# WORK TO BE COMPLETED
Write each entry out again exactly as it was given.
------------------------------------------------------------------------
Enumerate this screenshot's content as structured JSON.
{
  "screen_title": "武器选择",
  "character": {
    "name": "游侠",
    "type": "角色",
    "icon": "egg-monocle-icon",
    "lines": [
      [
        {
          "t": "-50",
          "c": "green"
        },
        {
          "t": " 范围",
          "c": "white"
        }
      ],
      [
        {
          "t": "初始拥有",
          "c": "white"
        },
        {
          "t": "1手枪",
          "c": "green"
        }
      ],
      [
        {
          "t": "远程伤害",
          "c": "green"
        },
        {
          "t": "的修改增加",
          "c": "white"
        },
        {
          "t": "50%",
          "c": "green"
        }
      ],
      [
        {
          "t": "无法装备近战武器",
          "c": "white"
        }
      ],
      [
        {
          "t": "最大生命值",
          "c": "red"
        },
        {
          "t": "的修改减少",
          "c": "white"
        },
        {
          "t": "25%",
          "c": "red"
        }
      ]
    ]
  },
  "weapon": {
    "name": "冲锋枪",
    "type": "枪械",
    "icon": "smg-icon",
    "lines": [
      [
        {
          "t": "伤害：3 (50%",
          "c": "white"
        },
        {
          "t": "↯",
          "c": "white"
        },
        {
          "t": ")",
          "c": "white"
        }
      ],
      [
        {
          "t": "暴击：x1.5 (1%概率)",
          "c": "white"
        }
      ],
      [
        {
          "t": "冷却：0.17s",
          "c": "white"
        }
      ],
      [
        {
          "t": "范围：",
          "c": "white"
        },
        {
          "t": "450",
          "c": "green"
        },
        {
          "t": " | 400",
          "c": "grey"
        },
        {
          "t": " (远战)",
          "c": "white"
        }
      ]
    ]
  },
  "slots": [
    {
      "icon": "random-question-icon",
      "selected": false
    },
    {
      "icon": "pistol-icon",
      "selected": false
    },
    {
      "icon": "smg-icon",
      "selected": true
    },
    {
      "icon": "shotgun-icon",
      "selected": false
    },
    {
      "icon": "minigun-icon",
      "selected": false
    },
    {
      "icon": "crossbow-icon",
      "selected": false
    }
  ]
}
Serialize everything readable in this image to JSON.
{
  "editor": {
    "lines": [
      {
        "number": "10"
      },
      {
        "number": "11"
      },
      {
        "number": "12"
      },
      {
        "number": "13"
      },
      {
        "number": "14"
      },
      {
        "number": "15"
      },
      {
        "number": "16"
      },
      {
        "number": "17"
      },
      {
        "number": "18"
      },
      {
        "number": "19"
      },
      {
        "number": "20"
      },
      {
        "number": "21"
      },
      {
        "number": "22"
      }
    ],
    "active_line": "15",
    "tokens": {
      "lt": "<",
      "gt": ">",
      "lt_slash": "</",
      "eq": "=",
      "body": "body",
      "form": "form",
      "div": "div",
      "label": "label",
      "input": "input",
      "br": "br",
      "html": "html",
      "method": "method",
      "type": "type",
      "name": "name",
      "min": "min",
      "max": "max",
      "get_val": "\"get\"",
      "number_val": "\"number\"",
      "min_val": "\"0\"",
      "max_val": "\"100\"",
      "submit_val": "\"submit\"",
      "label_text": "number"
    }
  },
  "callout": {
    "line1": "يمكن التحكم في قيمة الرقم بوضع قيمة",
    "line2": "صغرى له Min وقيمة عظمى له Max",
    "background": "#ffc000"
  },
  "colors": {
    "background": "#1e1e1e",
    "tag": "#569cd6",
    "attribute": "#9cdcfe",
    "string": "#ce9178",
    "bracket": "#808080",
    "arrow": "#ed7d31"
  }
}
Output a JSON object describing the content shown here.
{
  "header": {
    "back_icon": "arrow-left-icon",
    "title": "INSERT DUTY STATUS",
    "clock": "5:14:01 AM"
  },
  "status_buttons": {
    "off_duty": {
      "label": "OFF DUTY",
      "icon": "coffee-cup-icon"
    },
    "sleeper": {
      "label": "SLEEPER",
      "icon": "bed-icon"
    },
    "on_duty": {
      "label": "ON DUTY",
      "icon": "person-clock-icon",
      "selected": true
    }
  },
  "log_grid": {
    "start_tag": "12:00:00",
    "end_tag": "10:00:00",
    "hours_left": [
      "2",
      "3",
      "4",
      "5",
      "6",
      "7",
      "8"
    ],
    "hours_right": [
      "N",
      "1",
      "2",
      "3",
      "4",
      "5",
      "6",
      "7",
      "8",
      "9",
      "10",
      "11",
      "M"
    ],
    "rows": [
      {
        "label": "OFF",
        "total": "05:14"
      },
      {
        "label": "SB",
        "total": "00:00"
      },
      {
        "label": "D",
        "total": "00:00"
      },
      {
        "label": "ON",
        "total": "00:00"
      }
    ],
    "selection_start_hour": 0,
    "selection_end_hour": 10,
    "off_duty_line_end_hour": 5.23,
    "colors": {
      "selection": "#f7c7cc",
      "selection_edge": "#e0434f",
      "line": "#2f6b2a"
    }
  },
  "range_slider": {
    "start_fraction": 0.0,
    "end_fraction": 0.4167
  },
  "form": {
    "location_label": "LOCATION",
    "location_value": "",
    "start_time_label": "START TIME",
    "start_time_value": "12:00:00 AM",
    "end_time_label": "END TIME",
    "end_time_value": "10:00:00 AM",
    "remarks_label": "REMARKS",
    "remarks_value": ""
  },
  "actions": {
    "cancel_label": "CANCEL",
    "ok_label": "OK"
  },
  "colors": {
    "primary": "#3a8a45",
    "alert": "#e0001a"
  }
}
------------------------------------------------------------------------
# ANSWER TO THE EXERCISE
Enumerate this screenshot's content as structured JSON.
{
  "screen_title": "武器选择",
  "character": {
    "name": "游侠",
    "type": "角色",
    "icon": "egg-monocle-icon",
    "lines": [
      [
        {
          "t": "-50",
          "c": "green"
        },
        {
          "t": " 范围",
          "c": "white"
        }
      ],
      [
        {
          "t": "初始拥有",
          "c": "white"
        },
        {
          "t": "1手枪",
          "c": "green"
        }
      ],
      [
        {
          "t": "远程伤害",
          "c": "green"
        },
        {
          "t": "的修改增加",
          "c": "white"
        },
        {
          "t": "50%",
          "c": "green"
        }
      ],
      [
        {
          "t": "无法装备近战武器",
          "c": "white"
        }
      ],
      [
        {
          "t": "最大生命值",
          "c": "red"
        },
        {
          "t": "的修改减少",
          "c": "white"
        },
        {
          "t": "25%",
          "c": "red"
        }
      ]
    ]
  },
  "weapon": {
    "name": "冲锋枪",
    "type": "枪械",
    "icon": "smg-icon",
    "lines": [
      [
        {
          "t": "伤害：3 (50%",
          "c": "white"
        },
        {
          "t": "↯",
          "c": "white"
        },
        {
          "t": ")",
          "c": "white"
        }
      ],
      [
        {
          "t": "暴击：x1.5 (1%概率)",
          "c": "white"
        }
      ],
      [
        {
          "t": "冷却：0.17s",
          "c": "white"
        }
      ],
      [
        {
          "t": "范围：",
          "c": "white"
        },
        {
          "t": "450",
          "c": "green"
        },
        {
          "t": " | 400",
          "c": "grey"
        },
        {
          "t": " (远战)",
          "c": "white"
        }
      ]
    ]
  },
  "slots": [
    {
      "icon": "random-question-icon",
      "selected": false
    },
    {
      "icon": "pistol-icon",
      "selected": false
    },
    {
      "icon": "smg-icon",
      "selected": true
    },
    {
      "icon": "shotgun-icon",
      "selected": false
    },
    {
      "icon": "minigun-icon",
      "selected": false
    },
    {
      "icon": "crossbow-icon",
      "selected": false
    }
  ]
}
Serialize everything readable in this image to JSON.
{
  "editor": {
    "lines": [
      {
        "number": "10"
      },
      {
        "number": "11"
      },
      {
        "number": "12"
      },
      {
        "number": "13"
      },
      {
        "number": "14"
      },
      {
        "number": "15"
      },
      {
        "number": "16"
      },
      {
        "number": "17"
      },
      {
        "number": "18"
      },
      {
        "number": "19"
      },
      {
        "number": "20"
      },
      {
        "number": "21"
      },
      {
        "number": "22"
      }
    ],
    "active_line": "15",
    "tokens": {
      "lt": "<",
      "gt": ">",
      "lt_slash": "</",
      "eq": "=",
      "body": "body",
      "form": "form",
      "div": "div",
      "label": "label",
      "input": "input",
      "br": "br",
      "html": "html",
      "method": "method",
      "type": "type",
      "name": "name",
      "min": "min",
      "max": "max",
      "get_val": "\"get\"",
      "number_val": "\"number\"",
      "min_val": "\"0\"",
      "max_val": "\"100\"",
      "submit_val": "\"submit\"",
      "label_text": "number"
    }
  },
  "callout": {
    "line1": "يمكن التحكم في قيمة الرقم بوضع قيمة",
    "line2": "صغرى له Min وقيمة عظمى له Max",
    "background": "#ffc000"
  },
  "colors": {
    "background": "#1e1e1e",
    "tag": "#569cd6",
    "attribute": "#9cdcfe",
    "string": "#ce9178",
    "bracket": "#808080",
    "arrow": "#ed7d31"
  }
}
Output a JSON object describing the content shown here.
{
  "header": {
    "back_icon": "arrow-left-icon",
    "title": "INSERT DUTY STATUS",
    "clock": "5:14:01 AM"
  },
  "status_buttons": {
    "off_duty": {
      "label": "OFF DUTY",
      "icon": "coffee-cup-icon"
    },
    "sleeper": {
      "label": "SLEEPER",
      "icon": "bed-icon"
    },
    "on_duty": {
      "label": "ON DUTY",
      "icon": "person-clock-icon",
      "selected": true
    }
  },
  "log_grid": {
    "start_tag": "12:00:00",
    "end_tag": "10:00:00",
    "hours_left": [
      "2",
      "3",
      "4",
      "5",
      "6",
      "7",
      "8"
    ],
    "hours_right": [
      "N",
      "1",
      "2",
      "3",
      "4",
      "5",
      "6",
      "7",
      "8",
      "9",
      "10",
      "11",
      "M"
    ],
    "rows": [
      {
        "label": "OFF",
        "total": "05:14"
      },
      {
        "label": "SB",
        "total": "00:00"
      },
      {
        "label": "D",
        "total": "00:00"
      },
      {
        "label": "ON",
        "total": "00:00"
      }
    ],
    "selection_start_hour": 0,
    "selection_end_hour": 10,
    "off_duty_line_end_hour": 5.23,
    "colors": {
      "selection": "#f7c7cc",
      "selection_edge": "#e0434f",
      "line": "#2f6b2a"
    }
  },
  "range_slider": {
    "start_fraction": 0.0,
    "end_fraction": 0.4167
  },
  "form": {
    "location_label": "LOCATION",
    "location_value": "",
    "start_time_label": "START TIME",
    "start_time_value": "12:00:00 AM",
    "end_time_label": "END TIME",
    "end_time_value": "10:00:00 AM",
    "remarks_label": "REMARKS",
    "remarks_value": ""
  },
  "actions": {
    "cancel_label": "CANCEL",
    "ok_label": "OK"
  },
  "colors": {
    "primary": "#3a8a45",
    "alert": "#e0001a"
  }
}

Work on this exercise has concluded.